Yes, I am proud.

Had to include this picture b/c the next picture of me coming up is so horrible:)

My fantastic husband of almost 30 years is now the principal of a high school. I think they are so lucky to have him. He is a fantastic leader and in my humble opinion, the very best. I am grateful for his leadership in our home.

Board meeting.
Terrible picture of me!!!

Well, I have great plans for myself. I am excited about what the future holds.
I will be blogging this summer at my new blog...

I Majored in Home Economics


Sunday, May 18, 2014

Fun Day at Florosa

 On Thursday, Mrs. McGlynn spear headed a fun day of space/aviation/science fun for the third graders. With the help of the fabulous third grade teachers, they had some great teamwork going. The students didn't need a field trip to have a full day of fun learning. The third grade teachers at Florosa are fun to work with. They always are the most flexible and do their job in the science lab with no whining, so I was not surprised when I went down to their pod to see each of them working together to give the students a day of learning that had students fully engaged.

Each teacher had a lesson prepared and then shared with each homeroom group throughout the day. One did a lesson on Mars, another on food in space, another balloon rockets, another straw rockets, and another on Bernoulli's theory. As I poked my head in each group to take a look, the kids were definitely having a great time.

I finally remembered to pull out my phone and take a few photos...some a little too late. I was so proud of all the teachers though. I love when you see teamwork by the teachers.
Kind of rare these days...
Students made a Bernoulli mask after learning about how low pressure is created above an airplane wing with fast moving air that then causes the air pressure to be high beneath the wing which helps it to create lift. The students blew through the hole which caused the strip of paper to rise.

Like I said I remembered too late to get pictures, but the students used these homemade straw rocket launchers made by the Hurlburt AFA members for teacher workshops.
The students used these to launch for not only distance, but target accuracy as well.

Some of the targets were laying flat on the floor while others were hanging.

One teacher taught about Mars and the students made a timeline of facts.
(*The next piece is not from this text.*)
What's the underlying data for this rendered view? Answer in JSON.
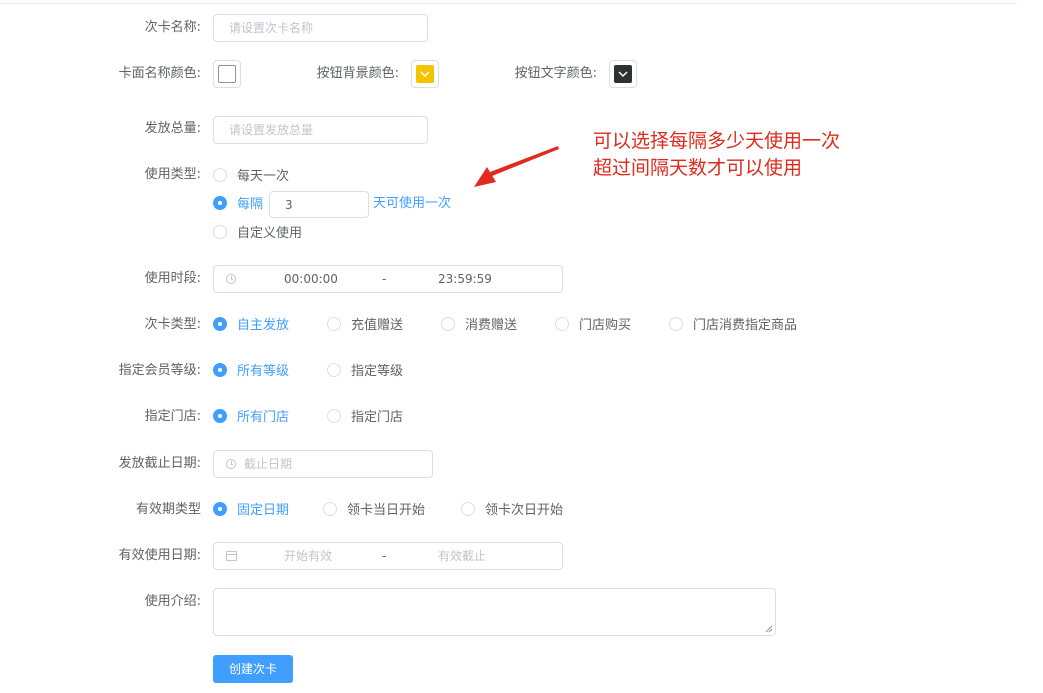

And I am sad that I got no pictures of the students using the balloon rockets and measuring for distance traveled or the lesson on eating in space. 

One of the dad pilots shared several video clips with the students. This is showed night vision and another I saw had them doing drops of cargo into a very small targeted area.

They shared some of the planes that fly over in our area.

They ended up in the multipurpose room with a guest author, and then their very own military dad pilots' as guest speakers. They loved this. I loved how well behaved they were and how attentive they were. Good job third graders.

Each time I see our very own military doing things in the schools like this, I am reminded of how lucky we are to live in our area. Each room had volunteers from Hurlburt helping out with the projects going on in each of the rooms.

Monday, April 28, 2014

Classroom Tour with Movie Maker

In the past, I did a post on the book Environments for Learning by Eric Jensen. Jensen does a great job with brain research and education. His website is http://www.ericjensen.com/.  You can view the post that I summarized pieces of the book here.

I recently attended a workshop on using Movie Maker, so I put my last 3rd grade classroom into a video with information from this book.

Here is the video that I made for that workshop.

Tuesday, April 8, 2014

Science Fix

I love this guy's site. He doesn't post often, but when he does, it is worth noting.

A must see post is this one:

If you are looking for a way to share how results can be varied in the scientific method, then check out his video.